Eight of the world’s leading economies will double their renewable energy supply by 2030 if they live up to their pledges to contribute to curbing global warming, which will be included in the new climate treaty.
As the spreading refugee crisis threatens to destabilize national budgets of donor nations in Western Europe, Secretary-General Ban Ki-moon Wednesday appealed to the international community not to forsake its longstanding commitment for development assistance to the world’s poorer nations.
For decades, the countries of Central America have borne the heavy impact of extreme climate phenomena like hurricanes and severe drought. Now, six of them are demanding that the entire planet recognise their climate vulnerability.
Working as a musician in a military band is the dream of 21-year-old Jackson Coutinho, since hopes that a petrochemical complex would drive the industrialisation of this Brazilian city near Rio de Janeiro have gone up in smoke.
The recent elections in Switzerland and Poland are good indicators of what will happen elsewhere in Europe, with this irresistible growing wave of refugees. But let us first make some crucial considerations.
Reflecting President Barack Obama’s pivot to Asia, the US, Japan and 10 other Pacific Rim nations have inked a Trans-Pacific Partnership (TPP) agreement. This is the largest mega free trade agreement (FTA) in two decades and represents 40 per cent of the global economy.
The success in the recent Swiss elections of the UDC-SVP, a xenophobic, anti European Union, right wing party, opens a number of reflections.
The year 2015 highlights the global shift from traditional money-based, gross domestic product (GDP)-measured economic growth to the new models of sustainable, inclusive human development embodied in the United Nations Sustainable Development Goals (SDGs) ratified by its 193 member nations.
The pharmaceutical industry from the US and Europe scored a major victory with the adoption, in 1994, of a binding agreement on intellectual property (Agreement on Trade Related Aspects of Intellectual Property Rights - TRIPS) in the context of the nascent World Trade Organization (WTO).
The World Trade Organisation (WTO) is a relative newcomer on the international stage. This year we are marking our 20th anniversary.
The third India-Africa Forum Summit to be held in New Delhi later this month – in which 54 African countries will participaate – is expected to result in a deeper engagement between India and Africa. This summit takes place at a time when both need each other more than ever before. Both remain bright spots in a bleak and blighted growth landscape. Out of 189 countries, only 63 are expected to grow by 4 per cent and more this year, 36 of which are in Africa. But many countries there are adversely impacted by China's diminishing appetite for commodities and shrinking trade. India is currently one of the fastest growing economies in the world.
“The TPP [Trans-Pacific Partnership] will…go down in history as the worst trade agreement for access to medicines in developing countries,” said Doctors without Borders/Médecins Sans Frontières (MSF) in a statement following the signing of the TPP trade deal.

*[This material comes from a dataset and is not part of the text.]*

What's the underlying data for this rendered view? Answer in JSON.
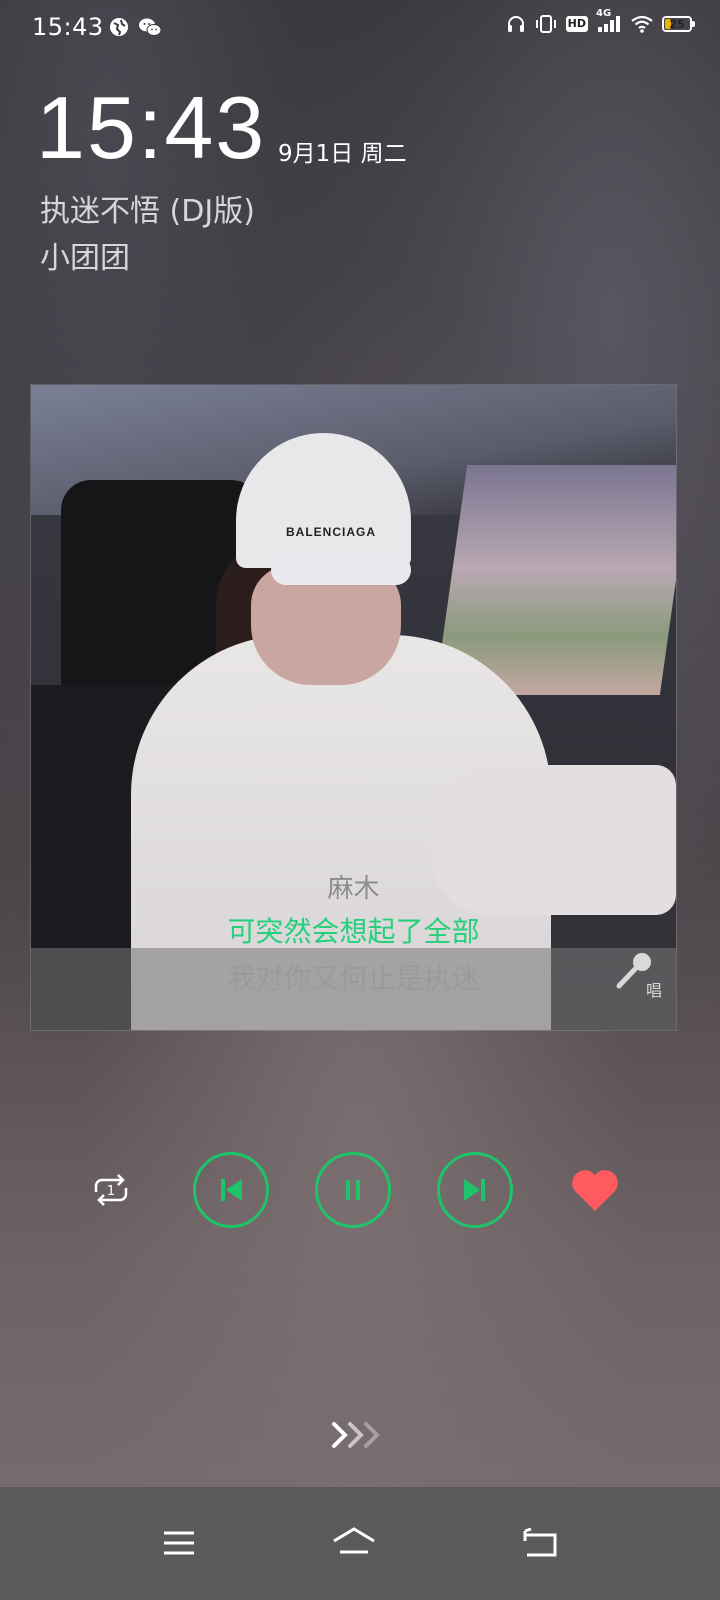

It has become clear that the South, including the least developed countries, has little reason to expect any real progress to the almost half century old commitment to transfer 0.7 percent of developed countries’ income to developing countries. But to add insult to injury, developing countries have, once again, been denied full participation in inter-governmental discussions to enhance overall as well as national tax capacities.
Cuba and the United Arab Emirates agreed to strengthen diplomatic ties and bilateral cooperation during an official visit to this Caribbean island nation by the UAE minister of foreign affairs, Sheikh Abdullah bin Zayed Al Nahyan.
Brazil’s greenhouse gas emissions reduction programme, hailed as bold, has nevertheless left environmentalists frustrated at its lack of ambition in key aspects.